Our Lady Immaculate Catholic Primary School pupils celebrate the launch of Recycle Week.
Picture by Gareth Jones
2 min read
Young recycling champions rewarded
Pupils at a Liverpool primary school have been rewarded for their hard work spreading the message about the importance of recycling.
Children at Our Lady Immaculate Catholic Primary School in Everton have been working with the city council’s recycling team to drive up the rate at their school, and also in the local community.
Each class has a reusable bag for its recyclable waste which has been so successful it has meant them having to get more Eurobins to take the rubbish, ran their own recycle week in June and are looking at options to reduce non-recyclable waste in the school.
To mark National Recycling Week, they were presented with a School Recycling Champion certificate to honour their achievements.
The city has a target of recycling 55 percent of household waste by 2020 – but it is currently on around 34 percent.

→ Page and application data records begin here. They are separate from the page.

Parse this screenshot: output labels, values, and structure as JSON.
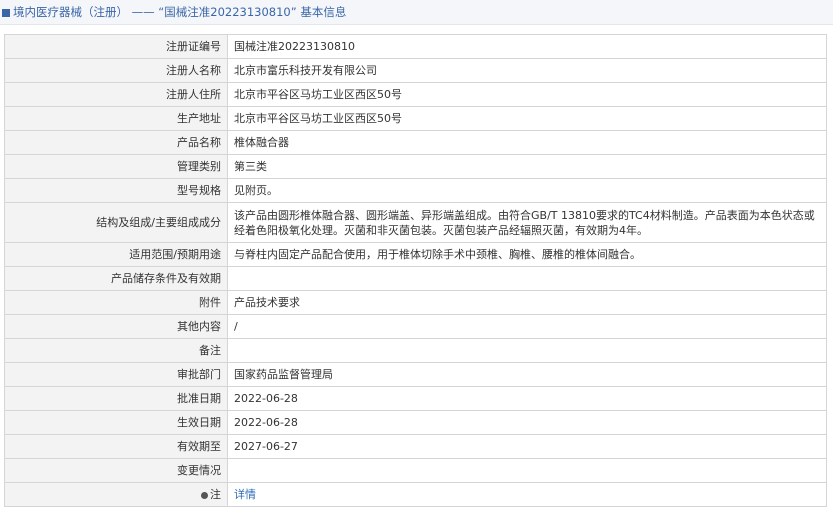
{
  "header": {
    "title": "境内医疗器械（注册） —— “国械注准20223130810” 基本信息"
  },
  "rows": [
    {
      "label": "注册证编号",
      "value": "国械注准20223130810"
    },
    {
      "label": "注册人名称",
      "value": "北京市富乐科技开发有限公司"
    },
    {
      "label": "注册人住所",
      "value": "北京市平谷区马坊工业区西区50号"
    },
    {
      "label": "生产地址",
      "value": "北京市平谷区马坊工业区西区50号"
    },
    {
      "label": "产品名称",
      "value": "椎体融合器"
    },
    {
      "label": "管理类别",
      "value": "第三类"
    },
    {
      "label": "型号规格",
      "value": "见附页。"
    },
    {
      "label": "结构及组成/主要组成成分",
      "value": "该产品由圆形椎体融合器、圆形端盖、异形端盖组成。由符合GB/T 13810要求的TC4材料制造。产品表面为本色状态或经着色阳极氧化处理。灭菌和非灭菌包装。灭菌包装产品经辐照灭菌，有效期为4年。"
    },
    {
      "label": "适用范围/预期用途",
      "value": "与脊柱内固定产品配合使用，用于椎体切除手术中颈椎、胸椎、腰椎的椎体间融合。"
    },
    {
      "label": "产品储存条件及有效期",
      "value": ""
    },
    {
      "label": "附件",
      "value": "产品技术要求"
    },
    {
      "label": "其他内容",
      "value": "/"
    },
    {
      "label": "备注",
      "value": ""
    },
    {
      "label": "审批部门",
      "value": "国家药品监督管理局"
    },
    {
      "label": "批准日期",
      "value": "2022-06-28"
    },
    {
      "label": "生效日期",
      "value": "2022-06-28"
    },
    {
      "label": "有效期至",
      "value": "2027-06-27"
    },
    {
      "label": "变更情况",
      "value": ""
    },
    {
      "label": "注",
      "value": "详情"
    }
  ]
}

There is a huge variance in rates across Liverpool, with some wards achieving over 50 percent but others as low as 11 percent. Around 21,000 tonnes of recyclable items are wrongly placed in the purple bin every year.
The city council has launched a number of projects to drive up rates, including:
• Bigger 90 litre recycling bags for 28,000 terraced properties
• Introducing recycling collections to 5,500 city centre apartments
• Tackling contamination of recycling bins in terraced areas
• Knocking on doors and speaking to residents in areas with low recycling rates
The council’s Cabinet recently gave the go-ahead to a £6 million programme to tackle underlying issues with waste, litter and vermin in alleyways, which are also designed to make it easier for people to recycle. It will see a communal waste container placed in areas on black bin bag collections and areas with wheelie bins getting a collection from their back gate.
Councillor James Noakes, Cabinet member with responsibility for recycling, said: “Our recycling rate has improved significantly over the last decade, but it is clear we still need to do much more to get it to where we want it to be.
“As well as being good for the environment, there is also a financial issue because every tonne of residual waste from the purple bins costs twice as much to treat as recyclable waste. This means an additional bill of around £1.2 million per year for council tax payers – money we would much rather spend on frontline services.
“Getting young people to act as ambassadors and encourage behaviour change is a big part of our work, because we know they can be big influencers at home in getting mums and dads to do more.
“That is why we are continuing to find new ways to reach out to communities and support them to recycle, including getting schools to do their bit – and it is brilliant that the pupils at Our Lady Immaculate have really embraced it.”